Wednesday Colloquium


"The Greatest Myth in the History of Astronomy"

Owen Gingerich (Harvard University)


"Wildly oscillating stars - a new physical phenomenon? Eliminating the impossible to find the improbable"

Victoria Antoci (University of Aarhus)

Here I present our photometric and spectroscopic analyses of a sample of gamma Dor and hybrid pulsators that exhibit (additional) frequency patterns inconsistent with anything we know about these type of stars. More precisely we find peaks, that show nice long ridges reminiscent of consecutive high radial order g-modes, however, their period spacings do not match the expected values for main sequence stars but rather those of compact objects. On the other hand, if we assume that the peaks are split in frequency instead of periods we find repeating patterns of multiplets reoccurring in a very narrow frequency range. This phenomenon occurs in a significant number of stars, not always at the same frequency and with the same separation, which leads us to conclude that these signals are intrinsic to the stars and may describe a new phenomenon in A and F stars on and near the main sequence.


"GRB light curve decay indices in the afterglow phase"

Roberta Del Vecchio (Astronomical Observatory, Jagiellonian University)

I will start with presentation of basic information about cosmic Gamma-ray Burst (GRB) phenomenon. Then our study of the distribution of temporal power-law decay indices, α, in the GRB afterglow phase will be described, based on a sample of 176 GRBs with known redshifts. In this analysis we discovered a convincing regular trend between α and the afterglow luminosity at the end time of the plateau phase, La. Even stronger systematic trend is visible between and the luminosity ratio computed by dividing La by the respective luminosity at the fitted Luminosity-Time correlation line (Dainotti et al. 2008). This systematic effect provides a new constraint on the GRB physical models. Finally, a proposed toy model accounting for this systematics applied to the luminosity of the analyzed GRB distribution results in a slight decrease of the scatter within the LT correlation, possibly a small step towards turning GRBs into cosmological standard candles.
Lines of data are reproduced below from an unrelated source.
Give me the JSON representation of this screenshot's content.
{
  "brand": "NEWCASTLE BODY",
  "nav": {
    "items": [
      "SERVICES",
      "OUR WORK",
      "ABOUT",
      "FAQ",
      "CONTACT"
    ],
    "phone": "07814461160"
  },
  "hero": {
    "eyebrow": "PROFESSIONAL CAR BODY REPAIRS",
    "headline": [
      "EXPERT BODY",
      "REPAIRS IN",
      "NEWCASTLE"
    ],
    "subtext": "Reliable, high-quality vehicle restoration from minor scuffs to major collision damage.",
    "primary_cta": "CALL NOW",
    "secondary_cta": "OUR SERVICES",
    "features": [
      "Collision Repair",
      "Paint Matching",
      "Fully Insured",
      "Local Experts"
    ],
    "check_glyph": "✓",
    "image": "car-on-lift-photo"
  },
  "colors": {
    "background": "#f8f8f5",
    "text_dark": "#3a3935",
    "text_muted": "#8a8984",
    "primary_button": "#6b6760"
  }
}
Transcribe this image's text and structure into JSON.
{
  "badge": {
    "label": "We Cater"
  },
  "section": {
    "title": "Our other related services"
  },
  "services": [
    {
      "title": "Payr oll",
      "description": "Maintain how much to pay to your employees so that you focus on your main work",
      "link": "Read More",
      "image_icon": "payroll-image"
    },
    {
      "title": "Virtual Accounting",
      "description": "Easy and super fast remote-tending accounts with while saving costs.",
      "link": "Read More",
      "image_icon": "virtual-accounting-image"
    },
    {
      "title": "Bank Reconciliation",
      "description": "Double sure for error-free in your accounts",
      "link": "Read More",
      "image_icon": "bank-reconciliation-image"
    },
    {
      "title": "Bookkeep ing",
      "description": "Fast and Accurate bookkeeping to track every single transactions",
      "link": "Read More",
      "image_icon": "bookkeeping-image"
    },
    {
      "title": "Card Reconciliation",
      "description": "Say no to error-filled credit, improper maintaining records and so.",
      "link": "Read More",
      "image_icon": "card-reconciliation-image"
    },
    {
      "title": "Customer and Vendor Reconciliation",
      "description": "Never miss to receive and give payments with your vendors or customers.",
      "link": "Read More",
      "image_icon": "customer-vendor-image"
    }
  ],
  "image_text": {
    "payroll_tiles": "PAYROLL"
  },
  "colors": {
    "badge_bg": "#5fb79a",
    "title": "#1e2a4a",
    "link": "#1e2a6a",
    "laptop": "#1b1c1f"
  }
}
"Dark energy as silent virialisation"

Boud Roukema (Astronomical Observatory, Toruń)

The Friedmann-Lemaitre-Robertson-Walker cosmological solutions of the Einstein equation assume a stress-energy tensor with positive density and zero pressure. These solutions do not allow for gravitational collapse on galaxy and galaxy cluster scales. Gravitational collapse and virialisation, together with general spatial expansion, can be modelled by either (i) assuming stable clustering in virialised domains (D) and the kinematical backreaction (Q_D) Zel'dovich approximation (ZA) for normal volume evolution (VQZA); or, equivalently, (ii) defining a negative effective gravitational pressure that locally opposes gravitational attraction, thus enabling virialisation to be represented, with a stable end state p_D = -_D/3. The silent universe hypothesis is assumed in both cases. An implementation of (i) VQZA will be presented. This shows that scalar averaging with a domain size of a typical non-linear structure scale, about 2.5 Mpc/h, yields "dark energy" as an artefact of ignoring virialisation in the stress-energy tensor.